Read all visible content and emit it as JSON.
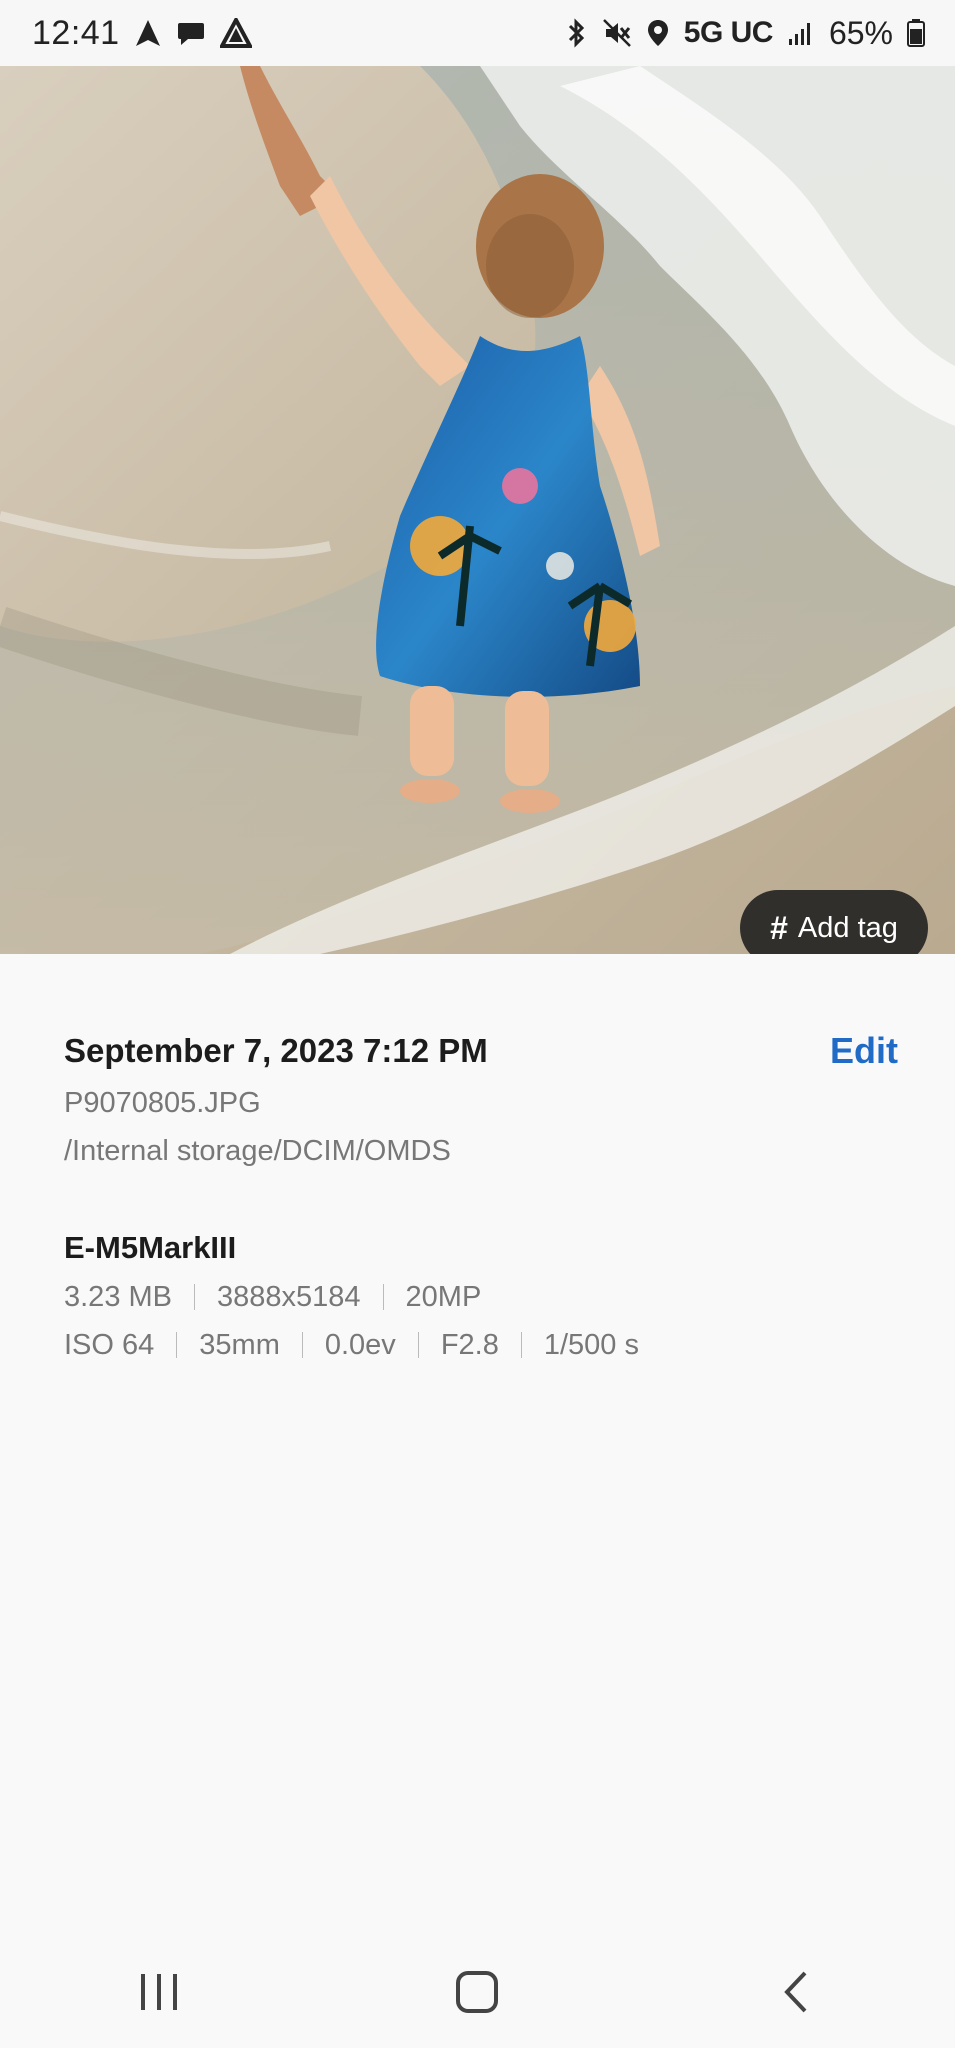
{
  "status_bar": {
    "time": "12:41",
    "left_icons": [
      "navigation-icon",
      "chat-icon",
      "alert-triangle-icon"
    ],
    "right_icons": [
      "bluetooth-icon",
      "mute-icon",
      "location-icon",
      "signal-icon",
      "battery-icon"
    ],
    "network": "5G UC",
    "battery": "65%"
  },
  "photo": {
    "description_icon": "photo",
    "add_tag_label": "Add tag"
  },
  "details": {
    "date": "September 7, 2023 7:12 PM",
    "edit_label": "Edit",
    "filename": "P9070805.JPG",
    "path": "/Internal storage/DCIM/OMDS",
    "camera": "E-M5MarkIII",
    "file_specs": [
      "3.23 MB",
      "3888x5184",
      "20MP"
    ],
    "exposure_specs": [
      "ISO 64",
      "35mm",
      "0.0ev",
      "F2.8",
      "1/500 s"
    ]
  },
  "nav_bar": {
    "buttons": [
      "recent-apps-icon",
      "home-icon",
      "back-icon"
    ]
  },
  "colors": {
    "accent": "#1f6bc6",
    "background": "#f9f9f9",
    "secondary_text": "#777777"
  }
}
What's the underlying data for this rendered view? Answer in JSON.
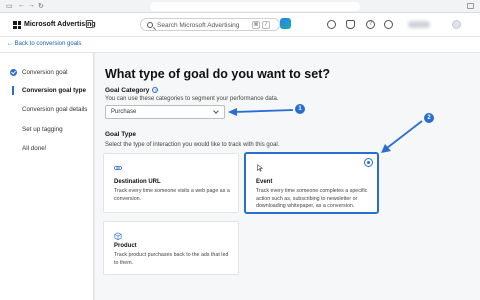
{
  "header": {
    "brand": "Microsoft Advertising",
    "search_placeholder": "Search Microsoft Advertising",
    "kbd_1": "⌘",
    "kbd_2": "/"
  },
  "backbar": {
    "back_link": "← Back to conversion goals"
  },
  "sidebar": {
    "steps": [
      {
        "label": "Conversion goal",
        "state": "done"
      },
      {
        "label": "Conversion goal type",
        "state": "current"
      },
      {
        "label": "Conversion goal details",
        "state": "pending"
      },
      {
        "label": "Set up tagging",
        "state": "pending"
      },
      {
        "label": "All done!",
        "state": "pending"
      }
    ]
  },
  "main": {
    "title": "What type of goal do you want to set?",
    "goal_category_label": "Goal Category",
    "goal_category_help": "?",
    "goal_category_desc": "You can use these categories to segment your performance data.",
    "goal_category_value": "Purchase",
    "goal_type_label": "Goal Type",
    "goal_type_desc": "Select the type of interaction you would like to track with this goal.",
    "cards": [
      {
        "title": "Destination URL",
        "desc": "Track every time someone visits a web page as a conversion.",
        "icon": "link-icon"
      },
      {
        "title": "Event",
        "desc": "Track every time someone completes a specific action such as, subscribing to newsletter or downloading whitepaper, as a conversion.",
        "icon": "cursor-icon",
        "selected": true
      },
      {
        "title": "Product",
        "desc": "Track product purchases back to the ads that led to them.",
        "icon": "box-icon"
      }
    ]
  },
  "callouts": [
    "1",
    "2"
  ],
  "colors": {
    "accent": "#2a6dd1",
    "background": "#f6f7f8"
  }
}
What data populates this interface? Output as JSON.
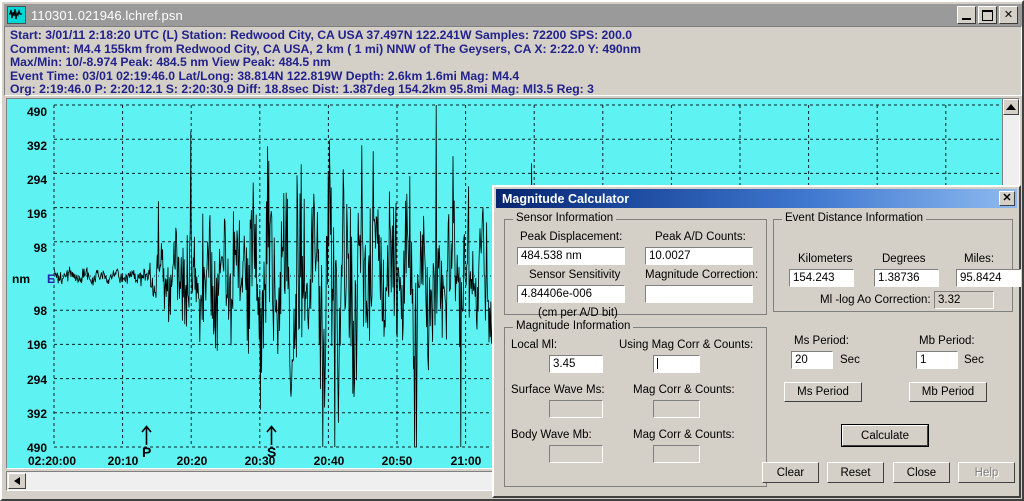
{
  "window": {
    "title": "110301.021946.lchref.psn",
    "icon": "waveform-icon",
    "minimize_label": "_",
    "maximize_label": "□",
    "close_label": "✕"
  },
  "info": {
    "lines": [
      "Start: 3/01/11  2:18:20 UTC (L) Station: Redwood City, CA USA 37.497N 122.241W Samples: 72200  SPS: 200.0",
      "Comment: M4.4 155km from Redwood City, CA USA,   2 km (  1 mi) NNW of The Geysers, CA    X: 2:22.0 Y: 490nm",
      "Max/Min:   10/-8.974  Peak: 484.5 nm  View Peak:  484.5 nm",
      "Event Time: 03/01 02:19:46.0 Lat/Long: 38.814N 122.819W Depth: 2.6km 1.6mi Mag: M4.4",
      "Org: 2:19:46.0 P: 2:20:12.1 S: 2:20:30.9 Diff: 18.8sec Dist: 1.387deg 154.2km 95.8mi  Mag: Ml3.5 Reg: 3"
    ],
    "text_color": "#22228c"
  },
  "chart_data": {
    "type": "line",
    "title": "",
    "xlabel": "",
    "ylabel": "nm",
    "component": "E",
    "background_color": "#5ff2f2",
    "trace_color": "#000000",
    "grid": true,
    "ylim": [
      -490,
      490
    ],
    "y_ticks": [
      490,
      392,
      294,
      196,
      98,
      0,
      98,
      196,
      294,
      392,
      490
    ],
    "y_tick_labels": [
      "490",
      "392",
      "294",
      "196",
      "98",
      "",
      "98",
      "196",
      "294",
      "392",
      "490"
    ],
    "x_tick_labels": [
      "02:20:00",
      "20:10",
      "20:20",
      "20:30",
      "20:40",
      "20:50",
      "21:00"
    ],
    "annotations": [
      {
        "label": "P",
        "x_time": "2:20:12.1"
      },
      {
        "label": "S",
        "x_time": "2:20:30.9"
      }
    ],
    "peak_nm": 484.5,
    "sps": 200.0,
    "samples": 72200
  },
  "scrollbars": {
    "vertical_up_arrow": "▲",
    "horizontal_left_arrow": "◀"
  },
  "dialog": {
    "title": "Magnitude Calculator",
    "close_label": "✕",
    "sensor_information": {
      "legend": "Sensor Information",
      "peak_displacement_label": "Peak Displacement:",
      "peak_displacement_value": "484.538 nm",
      "peak_ad_counts_label": "Peak A/D Counts:",
      "peak_ad_counts_value": "10.0027",
      "sensor_sensitivity_label": "Sensor Sensitivity",
      "sensor_sensitivity_value": "4.84406e-006",
      "sensor_sensitivity_units": "(cm per A/D bit)",
      "magnitude_correction_label": "Magnitude Correction:",
      "magnitude_correction_value": ""
    },
    "event_distance_information": {
      "legend": "Event Distance Information",
      "kilometers_label": "Kilometers",
      "kilometers_value": "154.243",
      "degrees_label": "Degrees",
      "degrees_value": "1.38736",
      "miles_label": "Miles:",
      "miles_value": "95.8424",
      "log_ao_label": "Ml -log Ao Correction:",
      "log_ao_value": "3.32"
    },
    "magnitude_information": {
      "legend": "Magnitude Information",
      "local_ml_label": "Local Ml:",
      "local_ml_value": "3.45",
      "using_mag_corr_label": "Using Mag Corr & Counts:",
      "using_mag_corr_value": "",
      "surface_wave_ms_label": "Surface Wave Ms:",
      "surface_wave_ms_value": "",
      "mag_corr_counts_ms_label": "Mag Corr & Counts:",
      "mag_corr_counts_ms_value": "",
      "body_wave_mb_label": "Body Wave Mb:",
      "body_wave_mb_value": "",
      "mag_corr_counts_mb_label": "Mag Corr & Counts:",
      "mag_corr_counts_mb_value": ""
    },
    "periods": {
      "ms_period_label": "Ms Period:",
      "ms_period_value": "20",
      "ms_period_units": "Sec",
      "ms_period_button": "Ms Period",
      "mb_period_label": "Mb Period:",
      "mb_period_value": "1",
      "mb_period_units": "Sec",
      "mb_period_button": "Mb Period"
    },
    "buttons": {
      "calculate": "Calculate",
      "clear": "Clear",
      "reset": "Reset",
      "close": "Close",
      "help": "Help"
    }
  }
}
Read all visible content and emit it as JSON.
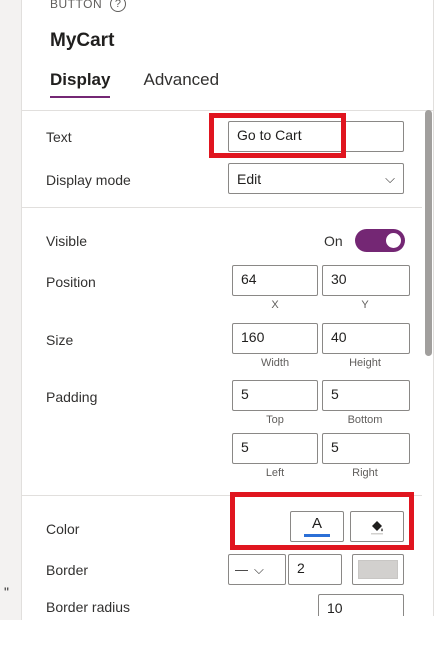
{
  "header": {
    "control_kind": "BUTTON",
    "help_icon": "question-circle-icon",
    "control_name": "MyCart"
  },
  "tabs": [
    {
      "label": "Display",
      "active": true
    },
    {
      "label": "Advanced",
      "active": false
    }
  ],
  "properties": {
    "text": {
      "label": "Text",
      "value": "Go to Cart"
    },
    "display_mode": {
      "label": "Display mode",
      "value": "Edit",
      "icon": "chevron-down-icon"
    },
    "visible": {
      "label": "Visible",
      "state_text": "On",
      "on": true
    },
    "position": {
      "label": "Position",
      "x": "64",
      "y": "30",
      "x_caption": "X",
      "y_caption": "Y"
    },
    "size": {
      "label": "Size",
      "width": "160",
      "height": "40",
      "width_caption": "Width",
      "height_caption": "Height"
    },
    "padding": {
      "label": "Padding",
      "top": "5",
      "bottom": "5",
      "left": "5",
      "right": "5",
      "top_caption": "Top",
      "bottom_caption": "Bottom",
      "left_caption": "Left",
      "right_caption": "Right"
    },
    "color": {
      "label": "Color",
      "font_glyph": "A",
      "font_icon": "font-color-icon",
      "fill_icon": "paint-bucket-icon",
      "font_underline_color": "#2b6fd6"
    },
    "border": {
      "label": "Border",
      "style_glyph": "—",
      "style_icon": "chevron-down-icon",
      "thickness": "2",
      "swatch_color": "#d2d0ce"
    },
    "border_radius": {
      "label": "Border radius",
      "value": "10"
    }
  },
  "canvas": {
    "glyph": "\""
  },
  "colors": {
    "accent": "#742774",
    "highlight": "#e0151f"
  }
}
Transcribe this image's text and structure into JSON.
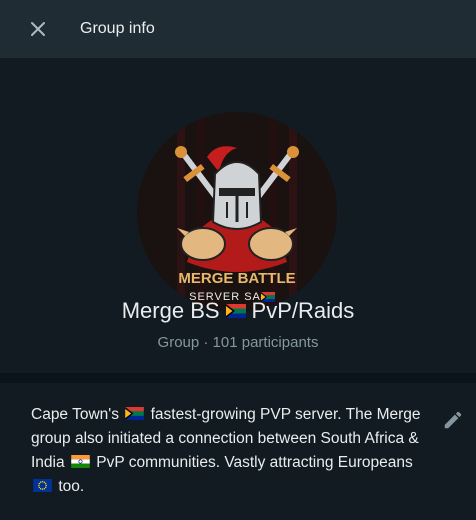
{
  "header": {
    "title": "Group info",
    "close_icon": "close-icon"
  },
  "group": {
    "name_part1": "Merge BS",
    "name_part2": "PvP/Raids",
    "meta": "Group · 101 participants",
    "avatar_text_line1": "MERGE BATTLE",
    "avatar_text_line2": "SERVER SA"
  },
  "description": {
    "part1": "Cape Town's",
    "part2": "fastest-growing PVP server. The Merge group also initiated a connection between South Africa & India",
    "part3": "PvP communities. Vastly attracting Europeans",
    "part4": "too.",
    "edit_icon": "pencil-icon"
  },
  "colors": {
    "header_bg": "#202c33",
    "panel_bg": "#111b21",
    "divider_bg": "#0b141a",
    "secondary_text": "#8696a0"
  }
}
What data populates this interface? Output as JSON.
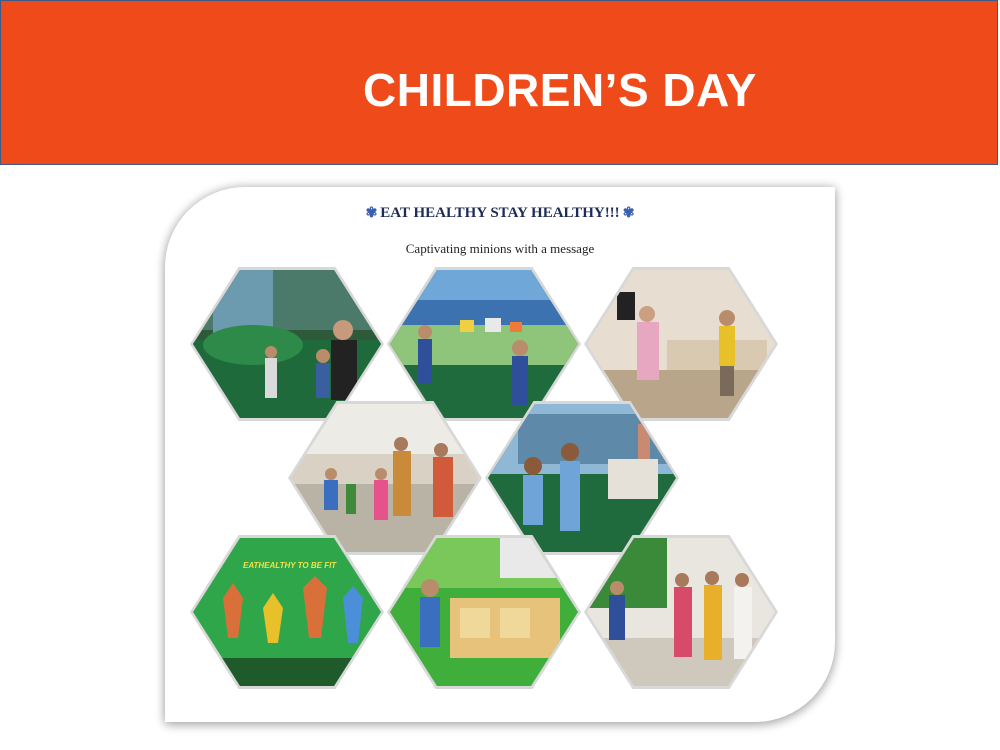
{
  "slide": {
    "title": "CHILDREN’S DAY"
  },
  "card": {
    "heading": "EAT HEALTHY  STAY HEALTHY!!!",
    "ornament": "✾",
    "subheading": "Captivating minions with a message"
  },
  "photos": {
    "sign_text": "EATHEALTHY TO BE FIT"
  },
  "colors": {
    "banner": "#ef4b1a",
    "banner_border": "#3f5a86",
    "title_text": "#ffffff",
    "heading_text": "#1d2b55"
  }
}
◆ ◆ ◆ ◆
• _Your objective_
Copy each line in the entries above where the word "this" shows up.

• _Result of the exercise_
What's the underlying data for this rendered view? Answer in JSON.
    "goal_type_desc": "Select the type of interaction you would like to track with this goal.",
What data populates this interface? Output as JSON.
Transcribe this image's text and structure into JSON.
What data populates this interface? Output as JSON.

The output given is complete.